Greases
for long-term lubrication under critical operation conditions
Greases consist of a base oil that is bound by a thickener (soap). The lubricant thus remains at the lubricating point, where it ensures continued effective protection against friction and wear and seals the lubricating point against external influences such as humidity and foreign matter. Greases are often used at roller and friction bearings, spindles, fittings, seals, guides but also at chains and gears.

 

Characteristics Standard Description
Base oil viscosity DIN 51561 Influences speed range and load-bearing capacity of a grease
Drop point DIN ISO 2176

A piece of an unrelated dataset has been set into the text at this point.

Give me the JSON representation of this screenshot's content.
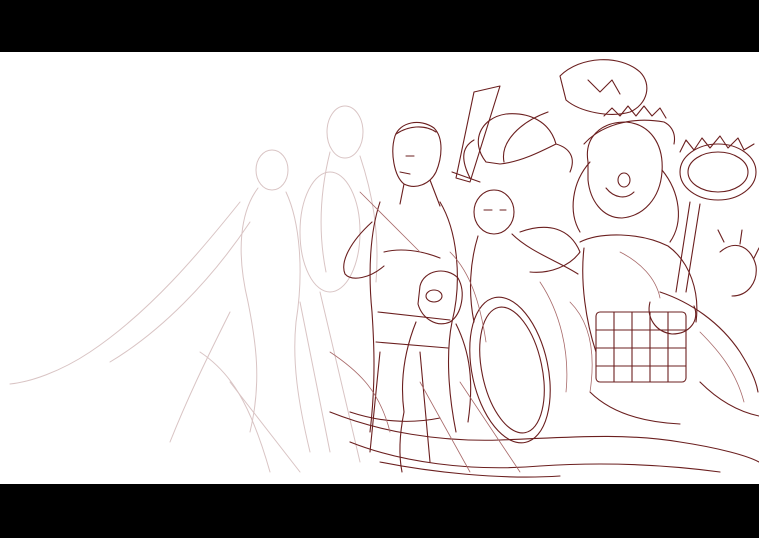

If this temperature is exceeded, the grease structure is destroyed

Operating temperature DIN 51805
DIN 51821/2
(roller bearings)
Temperature range of the optimal performance

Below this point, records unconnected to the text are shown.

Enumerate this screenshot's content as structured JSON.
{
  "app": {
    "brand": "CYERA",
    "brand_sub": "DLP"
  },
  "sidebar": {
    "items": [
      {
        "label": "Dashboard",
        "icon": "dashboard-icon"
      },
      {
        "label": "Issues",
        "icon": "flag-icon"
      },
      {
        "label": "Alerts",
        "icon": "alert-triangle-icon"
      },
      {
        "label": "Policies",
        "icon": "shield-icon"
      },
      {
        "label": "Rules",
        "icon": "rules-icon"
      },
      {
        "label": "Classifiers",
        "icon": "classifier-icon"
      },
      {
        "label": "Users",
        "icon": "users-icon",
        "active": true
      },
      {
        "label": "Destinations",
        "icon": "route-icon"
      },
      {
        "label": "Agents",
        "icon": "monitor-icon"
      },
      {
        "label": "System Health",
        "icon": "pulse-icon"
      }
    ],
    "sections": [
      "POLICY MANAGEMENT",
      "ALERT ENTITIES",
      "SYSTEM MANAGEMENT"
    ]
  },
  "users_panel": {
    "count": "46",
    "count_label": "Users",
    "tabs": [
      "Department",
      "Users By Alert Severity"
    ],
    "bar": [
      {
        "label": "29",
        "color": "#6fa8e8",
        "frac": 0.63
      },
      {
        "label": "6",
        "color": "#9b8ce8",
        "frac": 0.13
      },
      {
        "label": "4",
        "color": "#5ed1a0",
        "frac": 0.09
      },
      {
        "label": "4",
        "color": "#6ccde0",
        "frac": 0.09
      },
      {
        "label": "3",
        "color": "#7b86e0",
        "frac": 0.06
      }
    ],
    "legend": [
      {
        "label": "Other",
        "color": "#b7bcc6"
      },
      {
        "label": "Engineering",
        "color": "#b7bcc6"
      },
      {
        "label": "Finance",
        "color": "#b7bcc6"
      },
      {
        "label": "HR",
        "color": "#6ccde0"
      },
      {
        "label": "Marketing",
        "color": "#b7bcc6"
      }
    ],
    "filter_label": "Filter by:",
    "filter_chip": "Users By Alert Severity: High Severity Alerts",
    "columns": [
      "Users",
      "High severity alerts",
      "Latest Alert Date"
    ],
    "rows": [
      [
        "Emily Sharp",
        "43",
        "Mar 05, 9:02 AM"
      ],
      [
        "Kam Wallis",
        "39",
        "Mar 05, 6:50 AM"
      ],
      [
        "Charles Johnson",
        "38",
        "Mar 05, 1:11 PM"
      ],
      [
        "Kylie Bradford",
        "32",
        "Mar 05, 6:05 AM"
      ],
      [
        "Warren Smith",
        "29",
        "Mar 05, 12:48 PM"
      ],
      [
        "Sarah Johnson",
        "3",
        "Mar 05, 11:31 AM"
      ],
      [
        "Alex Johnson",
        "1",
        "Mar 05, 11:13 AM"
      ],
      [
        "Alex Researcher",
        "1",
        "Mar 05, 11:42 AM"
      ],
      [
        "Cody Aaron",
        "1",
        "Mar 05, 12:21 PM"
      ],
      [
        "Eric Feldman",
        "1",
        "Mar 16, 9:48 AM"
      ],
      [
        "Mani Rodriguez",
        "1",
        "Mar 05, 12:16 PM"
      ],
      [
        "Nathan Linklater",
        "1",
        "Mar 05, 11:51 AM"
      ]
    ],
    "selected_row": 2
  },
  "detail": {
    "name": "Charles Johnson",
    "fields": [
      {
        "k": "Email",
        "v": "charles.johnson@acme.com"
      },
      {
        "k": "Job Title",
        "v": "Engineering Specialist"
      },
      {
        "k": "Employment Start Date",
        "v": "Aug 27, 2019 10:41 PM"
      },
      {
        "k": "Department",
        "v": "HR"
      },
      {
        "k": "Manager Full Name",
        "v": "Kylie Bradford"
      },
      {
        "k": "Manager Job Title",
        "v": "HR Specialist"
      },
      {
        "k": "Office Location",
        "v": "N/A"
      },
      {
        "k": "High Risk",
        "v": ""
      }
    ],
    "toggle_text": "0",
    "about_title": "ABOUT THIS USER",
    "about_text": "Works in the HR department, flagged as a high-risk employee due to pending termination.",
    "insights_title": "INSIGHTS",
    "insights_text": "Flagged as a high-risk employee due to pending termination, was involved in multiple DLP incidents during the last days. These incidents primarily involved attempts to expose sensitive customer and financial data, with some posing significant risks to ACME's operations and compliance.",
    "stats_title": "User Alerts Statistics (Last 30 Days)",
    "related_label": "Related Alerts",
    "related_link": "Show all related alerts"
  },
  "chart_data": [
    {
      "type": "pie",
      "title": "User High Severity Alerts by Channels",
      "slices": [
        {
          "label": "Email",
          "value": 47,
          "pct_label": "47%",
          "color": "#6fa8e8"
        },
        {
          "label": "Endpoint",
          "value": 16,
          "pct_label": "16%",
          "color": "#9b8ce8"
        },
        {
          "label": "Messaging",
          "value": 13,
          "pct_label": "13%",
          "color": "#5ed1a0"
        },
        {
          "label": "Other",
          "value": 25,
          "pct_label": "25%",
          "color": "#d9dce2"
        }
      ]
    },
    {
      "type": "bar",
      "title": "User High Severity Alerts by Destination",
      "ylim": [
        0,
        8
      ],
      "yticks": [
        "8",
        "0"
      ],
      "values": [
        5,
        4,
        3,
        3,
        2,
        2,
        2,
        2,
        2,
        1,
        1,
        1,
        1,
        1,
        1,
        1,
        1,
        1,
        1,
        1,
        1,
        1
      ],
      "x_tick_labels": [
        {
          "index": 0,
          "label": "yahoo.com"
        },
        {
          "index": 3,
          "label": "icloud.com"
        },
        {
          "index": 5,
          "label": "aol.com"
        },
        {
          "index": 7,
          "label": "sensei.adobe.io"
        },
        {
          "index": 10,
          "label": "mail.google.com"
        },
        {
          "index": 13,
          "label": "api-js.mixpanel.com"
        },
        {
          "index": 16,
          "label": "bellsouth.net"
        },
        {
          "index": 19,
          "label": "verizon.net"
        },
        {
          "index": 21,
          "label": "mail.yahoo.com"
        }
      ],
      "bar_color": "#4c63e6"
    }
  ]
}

Speed characteristic data
(
DN factor)

 

 

Maximum rotational speed up to which a grease can be used in a roller bearing

Consistency DIN ISO 2137

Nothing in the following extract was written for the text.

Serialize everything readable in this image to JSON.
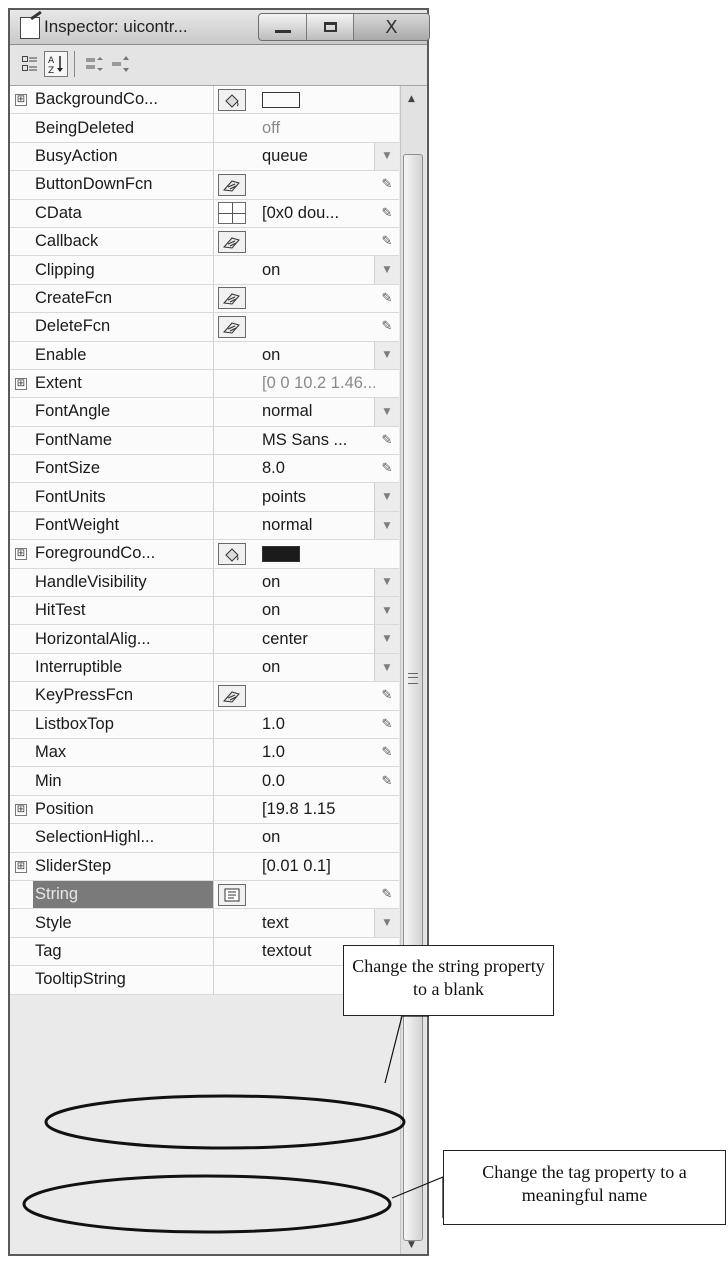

Measure for the consistency of a grease

NLGI grade DIN 51818

Classification into consistency classes

Four-ball test DIN 51350

Determining of the wear protection and of the maximum
load‑bearing capacity of a grease

 

The main difference in the structure of greases compared to oil is the thickener that determines the typical characteristics of a grease.

 

Thickener
(soap)

Operating
temperature[°C]
Mineral oil

Operating
temperature [°C]
Synthetic oil

Drop point
[°C]

Water
resistance
Load-bearing capacity
 Calcium -30 -> +50          not applicable  <100

++

 Lithium -35 -> +120 -60 -> +160  170/200

+

-

 Al-Complex -30 -> +140 -60 -> +160  >230

+

-

 Ba-Complex -25 -> +140 -60 -> +160  >220

++

++ 

 Ca-Complex -30 -> +140 -60 -> +160  >190

++

++

 Li-Complex -40 -> +140 -60 -> +160 >220

+

-

 Bentonite -40 -> +140 -60 -> +180  without

+

-

 Polycarbamide -30 -> +160 -40 -> +160  250

+

-

 

In addition to the miscibility of the base oils, the compatibility of the thickeners must also be taken into consideration.